Cases of measles are increasing in England.

If your child has not been fully vaccinated with the MMR vaccine it is a good time to get this done to protect them. This can be arranged through the child’s GP practice. You can check your child is up to date with their MMR vaccinations by looking at their personal health record (Red Book) or by asking their GP. The MMR vaccination also protects your child against not only measles but also mumps and rubella.

Symptoms of measles

The early symptoms of measles can look like other illnesses but the infection is highly contagious.

Measles symptoms to be aware of include:

  • high fever
  • sore, red, watery eyes
  • coughing
  • aching and feeling generally unwell
  • a blotchy red brown rash, which usually appears after the initial symptoms.
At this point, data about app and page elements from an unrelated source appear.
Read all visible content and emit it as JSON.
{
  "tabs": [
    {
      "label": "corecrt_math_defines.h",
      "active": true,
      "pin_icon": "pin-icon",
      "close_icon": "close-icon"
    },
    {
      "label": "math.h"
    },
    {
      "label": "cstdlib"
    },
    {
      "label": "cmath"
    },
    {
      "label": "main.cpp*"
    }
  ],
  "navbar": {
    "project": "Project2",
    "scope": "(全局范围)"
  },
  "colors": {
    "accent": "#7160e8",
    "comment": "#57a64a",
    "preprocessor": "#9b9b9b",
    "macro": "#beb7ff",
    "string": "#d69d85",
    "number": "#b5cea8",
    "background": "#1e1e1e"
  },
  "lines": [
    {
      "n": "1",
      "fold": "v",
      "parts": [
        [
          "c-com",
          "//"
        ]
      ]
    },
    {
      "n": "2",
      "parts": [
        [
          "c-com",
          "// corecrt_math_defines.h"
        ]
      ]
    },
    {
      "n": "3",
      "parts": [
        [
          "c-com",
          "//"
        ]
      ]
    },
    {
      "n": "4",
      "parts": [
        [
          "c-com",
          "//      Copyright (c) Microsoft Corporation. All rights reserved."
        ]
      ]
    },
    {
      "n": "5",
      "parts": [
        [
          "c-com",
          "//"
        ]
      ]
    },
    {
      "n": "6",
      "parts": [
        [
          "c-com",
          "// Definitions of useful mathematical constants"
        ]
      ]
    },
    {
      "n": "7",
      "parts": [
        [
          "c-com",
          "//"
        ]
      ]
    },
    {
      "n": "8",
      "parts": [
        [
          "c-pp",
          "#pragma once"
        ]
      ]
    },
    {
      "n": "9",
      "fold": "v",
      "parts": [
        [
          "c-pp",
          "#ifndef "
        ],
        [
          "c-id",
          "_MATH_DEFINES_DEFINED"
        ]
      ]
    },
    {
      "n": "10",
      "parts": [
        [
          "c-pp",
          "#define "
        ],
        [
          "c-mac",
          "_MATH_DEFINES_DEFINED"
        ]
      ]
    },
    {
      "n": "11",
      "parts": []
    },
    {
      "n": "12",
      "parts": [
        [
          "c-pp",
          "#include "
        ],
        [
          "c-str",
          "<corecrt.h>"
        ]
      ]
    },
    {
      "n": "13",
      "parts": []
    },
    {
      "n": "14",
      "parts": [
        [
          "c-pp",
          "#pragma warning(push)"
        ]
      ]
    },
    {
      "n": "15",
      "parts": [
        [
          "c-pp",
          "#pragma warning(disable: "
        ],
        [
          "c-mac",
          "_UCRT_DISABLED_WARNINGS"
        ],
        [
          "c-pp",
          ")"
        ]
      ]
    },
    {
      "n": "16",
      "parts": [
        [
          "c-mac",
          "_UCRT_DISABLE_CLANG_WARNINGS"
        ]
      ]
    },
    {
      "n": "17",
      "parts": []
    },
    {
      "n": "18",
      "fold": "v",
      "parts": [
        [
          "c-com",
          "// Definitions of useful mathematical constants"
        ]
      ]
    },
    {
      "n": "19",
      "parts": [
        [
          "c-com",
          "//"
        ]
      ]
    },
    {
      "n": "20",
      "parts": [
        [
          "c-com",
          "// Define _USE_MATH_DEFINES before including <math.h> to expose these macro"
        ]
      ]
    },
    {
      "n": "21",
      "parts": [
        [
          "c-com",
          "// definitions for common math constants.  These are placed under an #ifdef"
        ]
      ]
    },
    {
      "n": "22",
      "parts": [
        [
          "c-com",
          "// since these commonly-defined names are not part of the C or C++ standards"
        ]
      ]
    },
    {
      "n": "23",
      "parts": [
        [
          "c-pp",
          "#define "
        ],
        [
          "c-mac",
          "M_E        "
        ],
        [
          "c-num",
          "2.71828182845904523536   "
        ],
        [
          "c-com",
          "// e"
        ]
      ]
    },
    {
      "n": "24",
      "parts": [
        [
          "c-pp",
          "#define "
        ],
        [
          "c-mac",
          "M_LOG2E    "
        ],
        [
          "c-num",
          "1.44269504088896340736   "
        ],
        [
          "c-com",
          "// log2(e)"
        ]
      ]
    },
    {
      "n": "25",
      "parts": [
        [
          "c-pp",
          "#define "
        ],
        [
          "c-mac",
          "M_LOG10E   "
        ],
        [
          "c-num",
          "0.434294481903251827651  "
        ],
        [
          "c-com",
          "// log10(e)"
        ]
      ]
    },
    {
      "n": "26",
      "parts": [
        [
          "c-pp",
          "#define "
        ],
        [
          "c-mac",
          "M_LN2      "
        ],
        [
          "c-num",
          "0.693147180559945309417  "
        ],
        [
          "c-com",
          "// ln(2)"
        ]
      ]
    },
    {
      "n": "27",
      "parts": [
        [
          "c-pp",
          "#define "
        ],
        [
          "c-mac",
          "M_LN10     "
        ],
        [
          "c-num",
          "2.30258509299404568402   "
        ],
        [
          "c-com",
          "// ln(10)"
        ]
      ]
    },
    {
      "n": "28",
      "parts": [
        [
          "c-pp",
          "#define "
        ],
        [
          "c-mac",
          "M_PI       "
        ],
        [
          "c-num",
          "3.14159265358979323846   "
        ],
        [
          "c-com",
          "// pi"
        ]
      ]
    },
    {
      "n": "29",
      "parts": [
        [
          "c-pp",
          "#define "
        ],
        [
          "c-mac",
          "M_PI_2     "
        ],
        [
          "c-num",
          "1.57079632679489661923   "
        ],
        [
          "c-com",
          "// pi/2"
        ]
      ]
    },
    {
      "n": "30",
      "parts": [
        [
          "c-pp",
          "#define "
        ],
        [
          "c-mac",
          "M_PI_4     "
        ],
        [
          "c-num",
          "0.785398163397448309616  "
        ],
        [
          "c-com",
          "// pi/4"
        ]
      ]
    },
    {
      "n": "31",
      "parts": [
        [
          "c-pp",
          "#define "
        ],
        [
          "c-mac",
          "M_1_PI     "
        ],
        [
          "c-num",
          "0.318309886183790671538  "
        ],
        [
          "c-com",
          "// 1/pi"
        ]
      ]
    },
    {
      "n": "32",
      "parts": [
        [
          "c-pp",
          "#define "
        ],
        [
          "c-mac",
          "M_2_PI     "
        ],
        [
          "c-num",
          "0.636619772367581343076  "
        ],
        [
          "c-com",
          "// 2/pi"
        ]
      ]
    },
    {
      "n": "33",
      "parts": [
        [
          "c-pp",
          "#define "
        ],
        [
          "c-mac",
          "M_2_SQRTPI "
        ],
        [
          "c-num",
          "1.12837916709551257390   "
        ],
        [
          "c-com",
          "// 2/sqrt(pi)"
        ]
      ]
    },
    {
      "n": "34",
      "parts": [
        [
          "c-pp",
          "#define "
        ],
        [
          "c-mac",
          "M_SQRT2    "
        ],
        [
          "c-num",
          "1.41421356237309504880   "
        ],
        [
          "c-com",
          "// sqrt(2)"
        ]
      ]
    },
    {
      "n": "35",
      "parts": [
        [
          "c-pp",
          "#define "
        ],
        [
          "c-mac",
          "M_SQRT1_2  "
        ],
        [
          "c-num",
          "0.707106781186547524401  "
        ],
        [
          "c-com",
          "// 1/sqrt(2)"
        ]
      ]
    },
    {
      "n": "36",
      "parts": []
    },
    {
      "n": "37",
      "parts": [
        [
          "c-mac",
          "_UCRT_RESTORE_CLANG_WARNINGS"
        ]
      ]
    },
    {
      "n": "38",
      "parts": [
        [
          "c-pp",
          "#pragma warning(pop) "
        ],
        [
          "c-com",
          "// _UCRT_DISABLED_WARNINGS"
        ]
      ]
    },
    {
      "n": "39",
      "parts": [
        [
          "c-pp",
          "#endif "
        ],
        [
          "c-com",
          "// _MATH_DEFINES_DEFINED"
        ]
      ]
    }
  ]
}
The distinctive rash of measles begins around day 3 of the illness, a rash of flat red or brown blotches appear, beginning on the face, behind the ears and spreading over the body.

People most at risk

Measles is not just limited to children so protect your loved ones – People whose immunity is compromised, pregnant women and unvaccinated children are at increased risk of severe disease.

Measles is highly contagious and can lead to complications such as ear infections, pneumonia, and inflammation of the brain which require hospitalisation. On rare occasions, it can lead to long-term disability or death.

Measles and school - Prevention and early intervention is key

Any child thought to have measles should not be sent to school. Where possible NHS 111 or the GP should be phoned, for advice, rather than visiting the surgery or A&E. This is to avoid passing the infection on to others.

Getting your child vaccinated can prevent them from being sent home from school to self-isolate.

If a pupil is diagnosed with measles the health protection team should be contacted. For Essex including Southend the email address and phone number 0300 303 8537.

More information on measles in a school setting can be found in the web document: Managing specific infectious diseases: A to Z

More information

Further details about measles can be found at Measles on the NHS website

For more information about the MMR vaccination please see MMR Vaccine